The subsequent chapter, “Sacrifice,” opens with a selection from Chivalry Farseer’s treatise “Of the Mountain Kingdom” before pivoting back to Fitz facing down the Piebalds as Dutiful is overtaken by Peladine. Fitz points out exactly what is happening, and Dutiful makes an impassioned plea that seems to move some of the Piebalds, but not their leader, Peladine’s twin brother, Laudwine.
Dutiful makes to accept his fate, but the cat to which he is bonded turns and attacks Fitz, calling for him to kill her and trying to force him to do it. Fitz succeeds, and the ruse that Dutiful has maintained is broken. Laudwine attacks, and Fitz cuts off his hand. Melee ensues, from which Fitz and Dutiful are extricated by the timely return of Laurel and Lord Golden. Those accompanying Laurel and Golden, local Old Blood, tend to Dutiful, who mourns for the lost cat.
As Fitz feigns sleep, he listens to the talk that unfolds, the Old Blood explaining the rise of Laudwine within the Piebalds to Lord Golden. As sleep begins to overtake him in fact, he hears the negotiations between Lord Golden and the Old Blood elders there assembled; an uneasy agreement is brokered, with the Old Blood holding the secret of Dutiful’s Wit against better treatment for their people from Kettricken and the Six Duchies.

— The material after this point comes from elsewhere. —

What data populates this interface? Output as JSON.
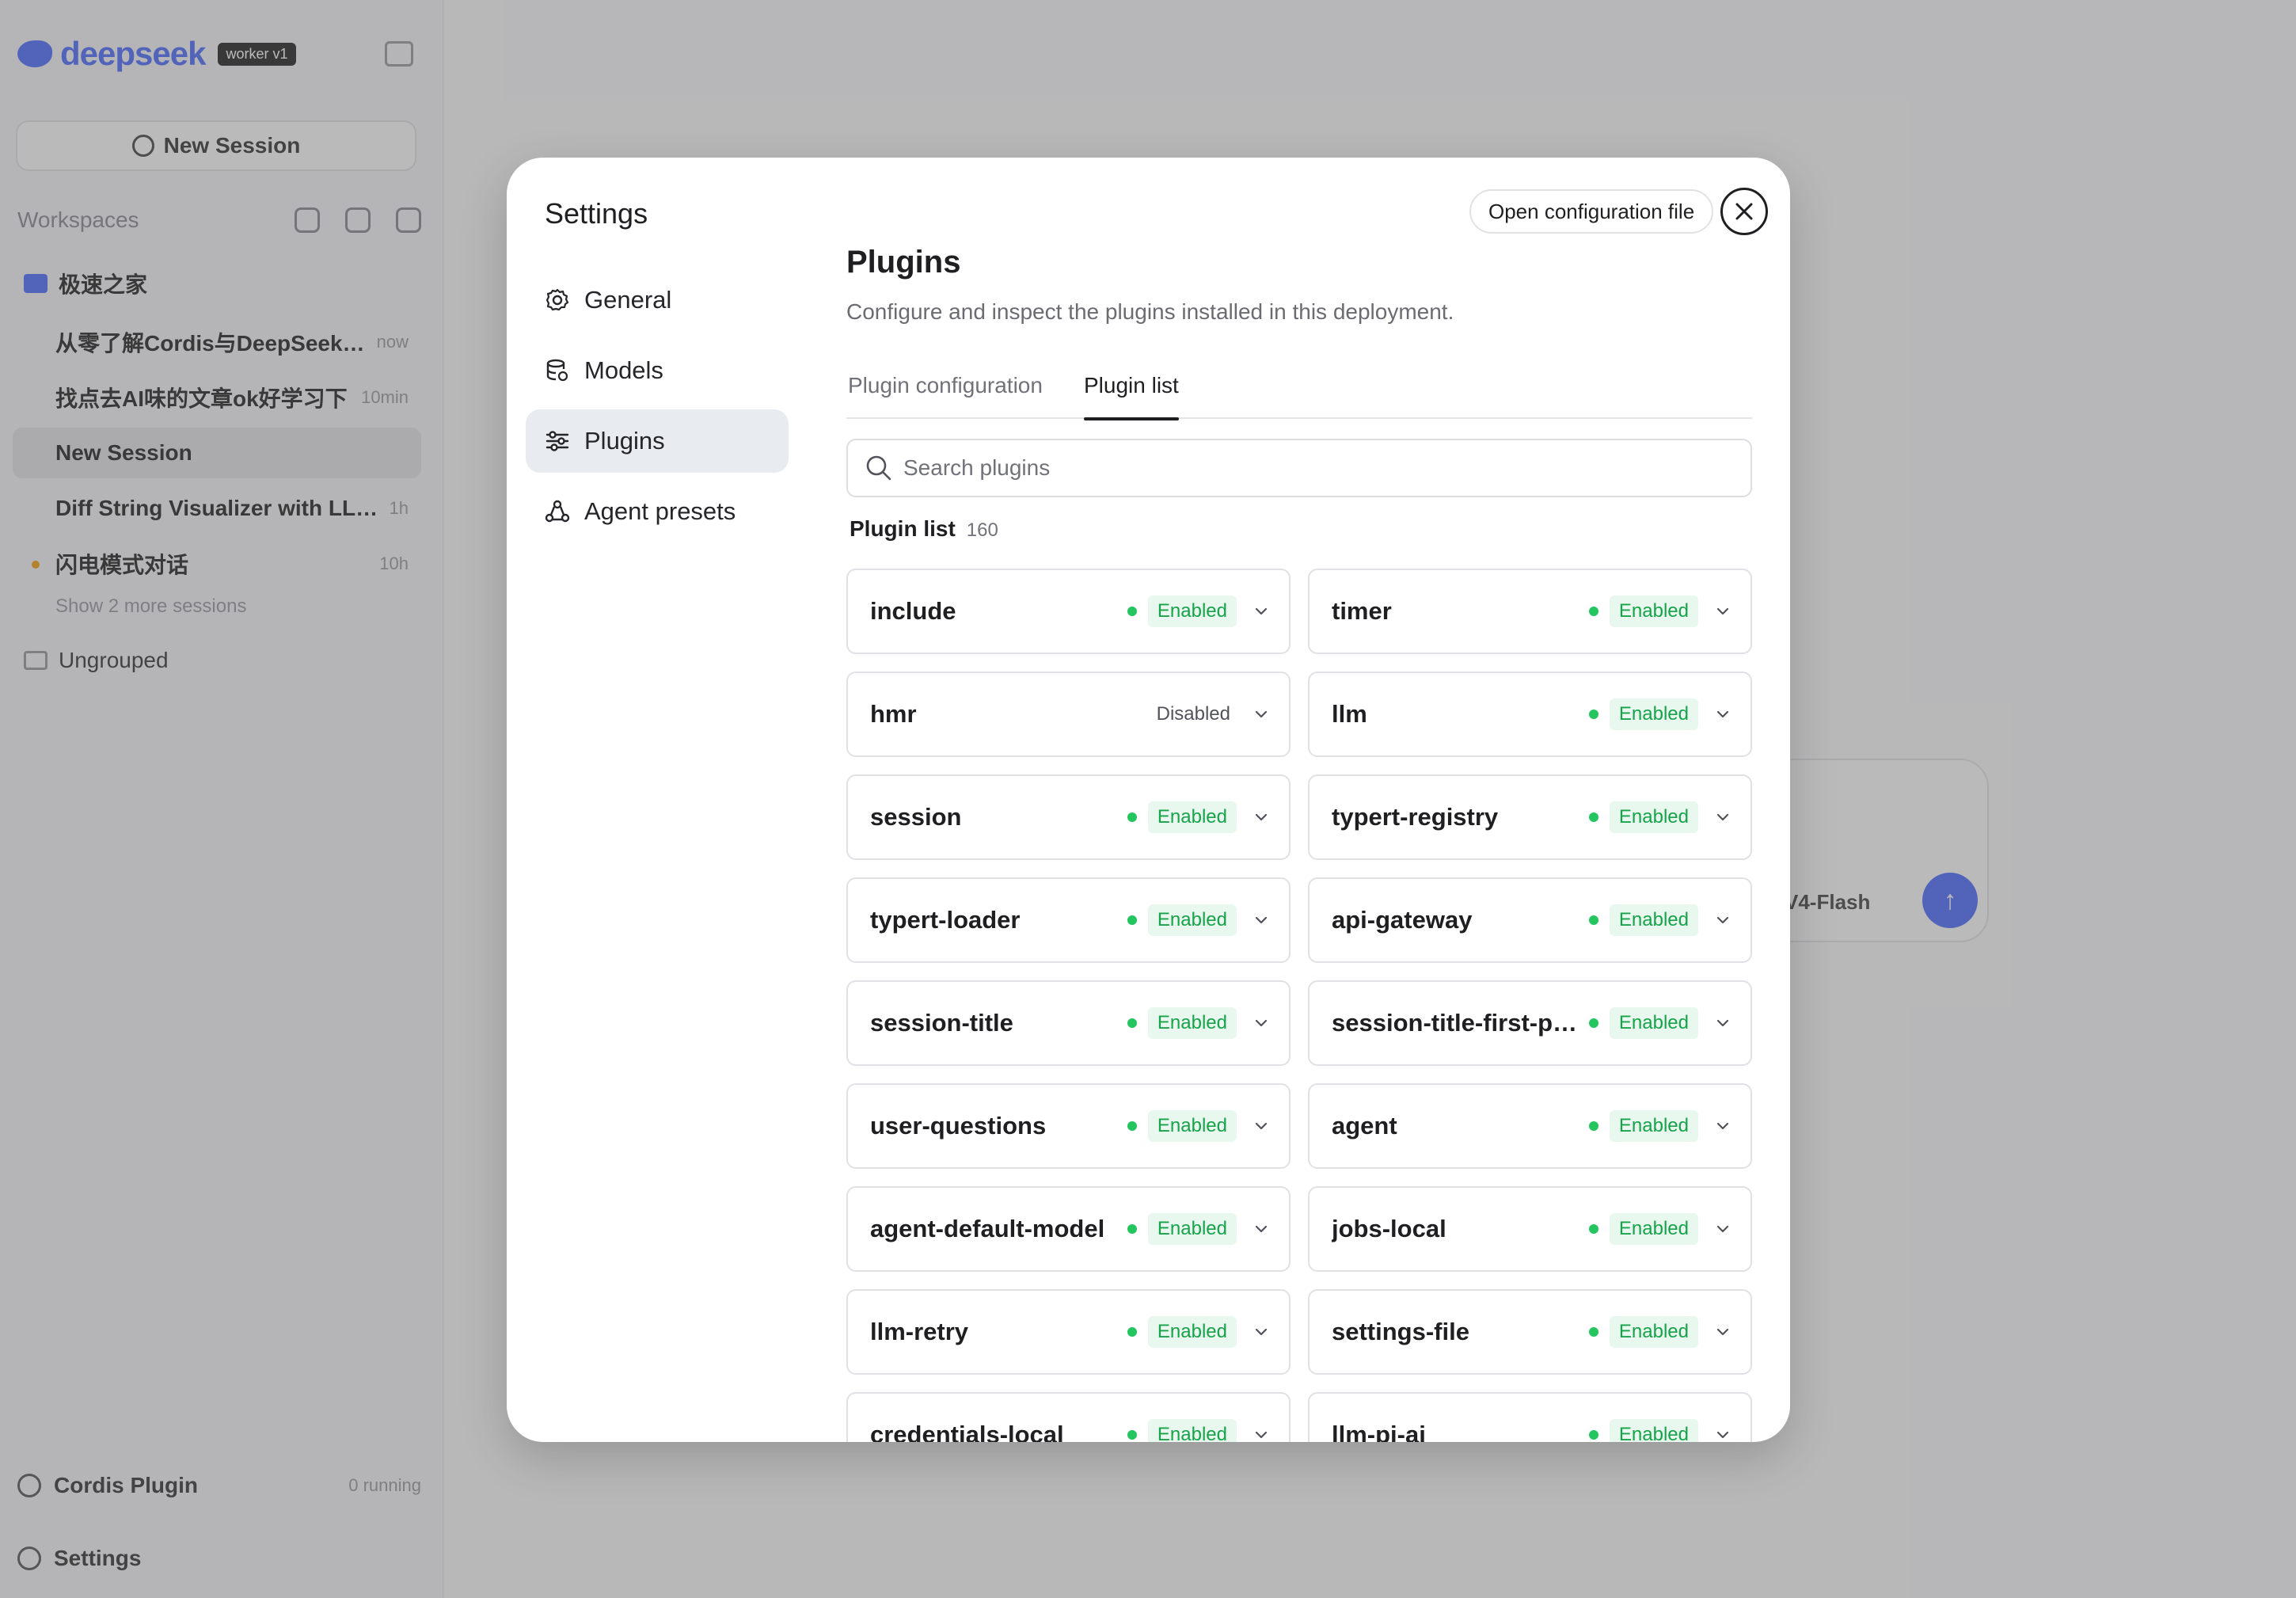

Fitz finally finds sleep and dreams with Nighteyes. In the dream, the wolf is young again, and he goes out to hunt, leaving Fitz behind to rest. He dissipates into the wider world, and Fitz wakes to find the dead wolf in his arms.
Yes, I cried. Again. As I do every time. Do you find fault with me for it?